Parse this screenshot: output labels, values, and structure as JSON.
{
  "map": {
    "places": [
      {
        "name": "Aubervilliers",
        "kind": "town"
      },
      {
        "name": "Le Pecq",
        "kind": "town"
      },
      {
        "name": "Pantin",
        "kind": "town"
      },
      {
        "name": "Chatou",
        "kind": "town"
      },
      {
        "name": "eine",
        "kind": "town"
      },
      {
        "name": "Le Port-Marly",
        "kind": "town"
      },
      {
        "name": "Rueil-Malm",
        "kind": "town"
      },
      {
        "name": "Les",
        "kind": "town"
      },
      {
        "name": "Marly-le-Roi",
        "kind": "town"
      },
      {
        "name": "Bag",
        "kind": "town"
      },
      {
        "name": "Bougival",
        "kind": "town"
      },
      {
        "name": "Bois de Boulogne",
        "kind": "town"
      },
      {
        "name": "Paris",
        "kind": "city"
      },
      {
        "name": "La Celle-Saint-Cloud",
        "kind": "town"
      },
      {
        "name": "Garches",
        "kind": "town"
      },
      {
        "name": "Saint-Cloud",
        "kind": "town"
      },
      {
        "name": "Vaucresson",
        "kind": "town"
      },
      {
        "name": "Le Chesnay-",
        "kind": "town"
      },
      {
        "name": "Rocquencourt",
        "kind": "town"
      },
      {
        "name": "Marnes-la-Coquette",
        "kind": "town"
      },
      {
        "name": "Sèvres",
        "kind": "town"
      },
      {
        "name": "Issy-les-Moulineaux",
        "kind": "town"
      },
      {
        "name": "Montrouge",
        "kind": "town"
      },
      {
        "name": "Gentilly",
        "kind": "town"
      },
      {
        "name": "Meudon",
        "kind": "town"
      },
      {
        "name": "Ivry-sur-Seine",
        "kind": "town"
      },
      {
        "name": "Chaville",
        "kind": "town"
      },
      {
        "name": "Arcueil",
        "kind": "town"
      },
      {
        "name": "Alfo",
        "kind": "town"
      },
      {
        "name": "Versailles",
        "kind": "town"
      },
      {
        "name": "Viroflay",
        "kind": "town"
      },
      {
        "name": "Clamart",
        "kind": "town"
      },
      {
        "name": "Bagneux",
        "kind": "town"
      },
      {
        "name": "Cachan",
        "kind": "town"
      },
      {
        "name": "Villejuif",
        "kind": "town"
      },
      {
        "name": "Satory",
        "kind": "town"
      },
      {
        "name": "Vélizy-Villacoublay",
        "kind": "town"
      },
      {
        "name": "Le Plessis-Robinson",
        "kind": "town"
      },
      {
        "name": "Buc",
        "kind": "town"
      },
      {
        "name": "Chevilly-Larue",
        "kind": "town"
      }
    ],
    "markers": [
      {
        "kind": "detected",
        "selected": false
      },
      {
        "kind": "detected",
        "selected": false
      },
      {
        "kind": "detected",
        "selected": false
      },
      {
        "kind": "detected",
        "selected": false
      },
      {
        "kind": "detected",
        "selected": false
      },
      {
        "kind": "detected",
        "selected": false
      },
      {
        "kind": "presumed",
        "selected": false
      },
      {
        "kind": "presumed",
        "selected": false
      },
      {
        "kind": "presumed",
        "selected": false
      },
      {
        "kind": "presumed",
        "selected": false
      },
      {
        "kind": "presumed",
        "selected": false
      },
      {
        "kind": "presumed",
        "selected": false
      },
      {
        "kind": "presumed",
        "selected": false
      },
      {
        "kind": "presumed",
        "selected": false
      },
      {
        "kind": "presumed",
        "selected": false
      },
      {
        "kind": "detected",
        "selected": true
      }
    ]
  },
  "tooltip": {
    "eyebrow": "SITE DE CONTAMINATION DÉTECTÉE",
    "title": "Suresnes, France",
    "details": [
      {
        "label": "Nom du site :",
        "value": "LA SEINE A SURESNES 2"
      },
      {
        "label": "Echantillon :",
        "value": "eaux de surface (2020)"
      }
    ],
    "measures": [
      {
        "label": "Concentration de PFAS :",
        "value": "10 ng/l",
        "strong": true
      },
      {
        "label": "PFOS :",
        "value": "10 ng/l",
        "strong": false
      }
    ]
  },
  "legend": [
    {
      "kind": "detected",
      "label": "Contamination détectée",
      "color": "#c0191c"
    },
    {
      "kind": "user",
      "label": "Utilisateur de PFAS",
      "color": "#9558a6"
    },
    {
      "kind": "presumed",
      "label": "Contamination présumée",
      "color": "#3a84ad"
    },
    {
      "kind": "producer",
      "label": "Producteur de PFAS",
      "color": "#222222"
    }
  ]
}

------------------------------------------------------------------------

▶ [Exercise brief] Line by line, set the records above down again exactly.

▶ [Solution to this task]
Parse this screenshot: output labels, values, and structure as JSON.
{
  "map": {
    "places": [
      {
        "name": "Aubervilliers",
        "kind": "town"
      },
      {
        "name": "Le Pecq",
        "kind": "town"
      },
      {
        "name": "Pantin",
        "kind": "town"
      },
      {
        "name": "Chatou",
        "kind": "town"
      },
      {
        "name": "eine",
        "kind": "town"
      },
      {
        "name": "Le Port-Marly",
        "kind": "town"
      },
      {
        "name": "Rueil-Malm",
        "kind": "town"
      },
      {
        "name": "Les",
        "kind": "town"
      },
      {
        "name": "Marly-le-Roi",
        "kind": "town"
      },
      {
        "name": "Bag",
        "kind": "town"
      },
      {
        "name": "Bougival",
        "kind": "town"
      },
      {
        "name": "Bois de Boulogne",
        "kind": "town"
      },
      {
        "name": "Paris",
        "kind": "city"
      },
      {
        "name": "La Celle-Saint-Cloud",
        "kind": "town"
      },
      {
        "name": "Garches",
        "kind": "town"
      },
      {
        "name": "Saint-Cloud",
        "kind": "town"
      },
      {
        "name": "Vaucresson",
        "kind": "town"
      },
      {
        "name": "Le Chesnay-",
        "kind": "town"
      },
      {
        "name": "Rocquencourt",
        "kind": "town"
      },
      {
        "name": "Marnes-la-Coquette",
        "kind": "town"
      },
      {
        "name": "Sèvres",
        "kind": "town"
      },
      {
        "name": "Issy-les-Moulineaux",
        "kind": "town"
      },
      {
        "name": "Montrouge",
        "kind": "town"
      },
      {
        "name": "Gentilly",
        "kind": "town"
      },
      {
        "name": "Meudon",
        "kind": "town"
      },
      {
        "name": "Ivry-sur-Seine",
        "kind": "town"
      },
      {
        "name": "Chaville",
        "kind": "town"
      },
      {
        "name": "Arcueil",
        "kind": "town"
      },
      {
        "name": "Alfo",
        "kind": "town"
      },
      {
        "name": "Versailles",
        "kind": "town"
      },
      {
        "name": "Viroflay",
        "kind": "town"
      },
      {
        "name": "Clamart",
        "kind": "town"
      },
      {
        "name": "Bagneux",
        "kind": "town"
      },
      {
        "name": "Cachan",
        "kind": "town"
      },
      {
        "name": "Villejuif",
        "kind": "town"
      },
      {
        "name": "Satory",
        "kind": "town"
      },
      {
        "name": "Vélizy-Villacoublay",
        "kind": "town"
      },
      {
        "name": "Le Plessis-Robinson",
        "kind": "town"
      },
      {
        "name": "Buc",
        "kind": "town"
      },
      {
        "name": "Chevilly-Larue",
        "kind": "town"
      }
    ],
    "markers": [
      {
        "kind": "detected",
        "selected": false
      },
      {
        "kind": "detected",
        "selected": false
      },
      {
        "kind": "detected",
        "selected": false
      },
      {
        "kind": "detected",
        "selected": false
      },
      {
        "kind": "detected",
        "selected": false
      },
      {
        "kind": "detected",
        "selected": false
      },
      {
        "kind": "presumed",
        "selected": false
      },
      {
        "kind": "presumed",
        "selected": false
      },
      {
        "kind": "presumed",
        "selected": false
      },
      {
        "kind": "presumed",
        "selected": false
      },
      {
        "kind": "presumed",
        "selected": false
      },
      {
        "kind": "presumed",
        "selected": false
      },
      {
        "kind": "presumed",
        "selected": false
      },
      {
        "kind": "presumed",
        "selected": false
      },
      {
        "kind": "presumed",
        "selected": false
      },
      {
        "kind": "detected",
        "selected": true
      }
    ]
  },
  "tooltip": {
    "eyebrow": "SITE DE CONTAMINATION DÉTECTÉE",
    "title": "Suresnes, France",
    "details": [
      {
        "label": "Nom du site :",
        "value": "LA SEINE A SURESNES 2"
      },
      {
        "label": "Echantillon :",
        "value": "eaux de surface (2020)"
      }
    ],
    "measures": [
      {
        "label": "Concentration de PFAS :",
        "value": "10 ng/l",
        "strong": true
      },
      {
        "label": "PFOS :",
        "value": "10 ng/l",
        "strong": false
      }
    ]
  },
  "legend": [
    {
      "kind": "detected",
      "label": "Contamination détectée",
      "color": "#c0191c"
    },
    {
      "kind": "user",
      "label": "Utilisateur de PFAS",
      "color": "#9558a6"
    },
    {
      "kind": "presumed",
      "label": "Contamination présumée",
      "color": "#3a84ad"
    },
    {
      "kind": "producer",
      "label": "Producteur de PFAS",
      "color": "#222222"
    }
  ]
}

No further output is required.